Note:  Do not rely on this information. It is very old.


Hertfordshire, an inland county, having Cambridge on the north, Middlesex on the south, Essex on the east, and Bedford and Bucks on the west. It is 38 miles long from S.W. to N.E., by a width of 20 miles, and contains 405,000 acres, of which 350,000 are arable, meadow, or pasture. The surface consists of hill and valley, the chalk hills of the north rising to a height of 900 feet, and there is much wood, and abundance of parks and seats. The climate is agreeable. The soil is for the most part loam and clay, but the centre is in places gravelly. Most of the cultivated land is arable, the chief crops being good wheat and barley, oats, turnips, and grasses: and the meadows produce good hay. In the S.W. there are cherry and apple orchards. There is not much live stock, and the sheep are mostly of Southdown and Wiltshire breeds. The chief industries are malting, paper-making, straw-plaiting, and ribbon-weaving. There are four parliamentary divisions, returning one member each.
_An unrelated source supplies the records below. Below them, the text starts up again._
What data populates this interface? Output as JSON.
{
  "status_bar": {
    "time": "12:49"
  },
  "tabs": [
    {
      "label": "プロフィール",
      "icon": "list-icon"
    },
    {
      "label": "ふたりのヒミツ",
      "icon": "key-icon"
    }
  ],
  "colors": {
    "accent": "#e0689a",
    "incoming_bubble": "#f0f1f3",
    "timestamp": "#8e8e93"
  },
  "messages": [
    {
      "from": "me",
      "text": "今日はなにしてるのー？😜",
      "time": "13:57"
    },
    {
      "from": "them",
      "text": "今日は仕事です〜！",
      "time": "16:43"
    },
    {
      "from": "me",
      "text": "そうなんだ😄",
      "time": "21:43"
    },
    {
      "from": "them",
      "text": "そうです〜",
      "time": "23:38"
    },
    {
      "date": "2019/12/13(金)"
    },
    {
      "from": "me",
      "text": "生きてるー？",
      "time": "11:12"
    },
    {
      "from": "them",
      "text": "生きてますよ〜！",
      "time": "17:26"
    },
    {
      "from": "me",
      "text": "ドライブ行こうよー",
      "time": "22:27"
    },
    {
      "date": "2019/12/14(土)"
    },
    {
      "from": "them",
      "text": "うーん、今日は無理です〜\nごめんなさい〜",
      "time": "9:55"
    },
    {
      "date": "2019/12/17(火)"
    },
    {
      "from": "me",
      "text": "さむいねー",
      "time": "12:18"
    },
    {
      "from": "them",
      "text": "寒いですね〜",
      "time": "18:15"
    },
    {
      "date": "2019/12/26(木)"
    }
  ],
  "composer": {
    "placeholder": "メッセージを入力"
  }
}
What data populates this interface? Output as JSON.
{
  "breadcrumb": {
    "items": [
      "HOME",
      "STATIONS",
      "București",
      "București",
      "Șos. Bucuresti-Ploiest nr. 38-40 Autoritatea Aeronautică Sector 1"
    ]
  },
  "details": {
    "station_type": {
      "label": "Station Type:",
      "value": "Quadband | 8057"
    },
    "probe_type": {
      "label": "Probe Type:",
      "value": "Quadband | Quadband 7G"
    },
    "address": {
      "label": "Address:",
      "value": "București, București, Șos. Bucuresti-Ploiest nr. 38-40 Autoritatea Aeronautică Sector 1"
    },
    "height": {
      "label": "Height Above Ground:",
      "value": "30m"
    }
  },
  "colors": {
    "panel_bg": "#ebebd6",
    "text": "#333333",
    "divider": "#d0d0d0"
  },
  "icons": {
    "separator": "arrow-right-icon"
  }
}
The four northern railways provide railway accommodation for the county.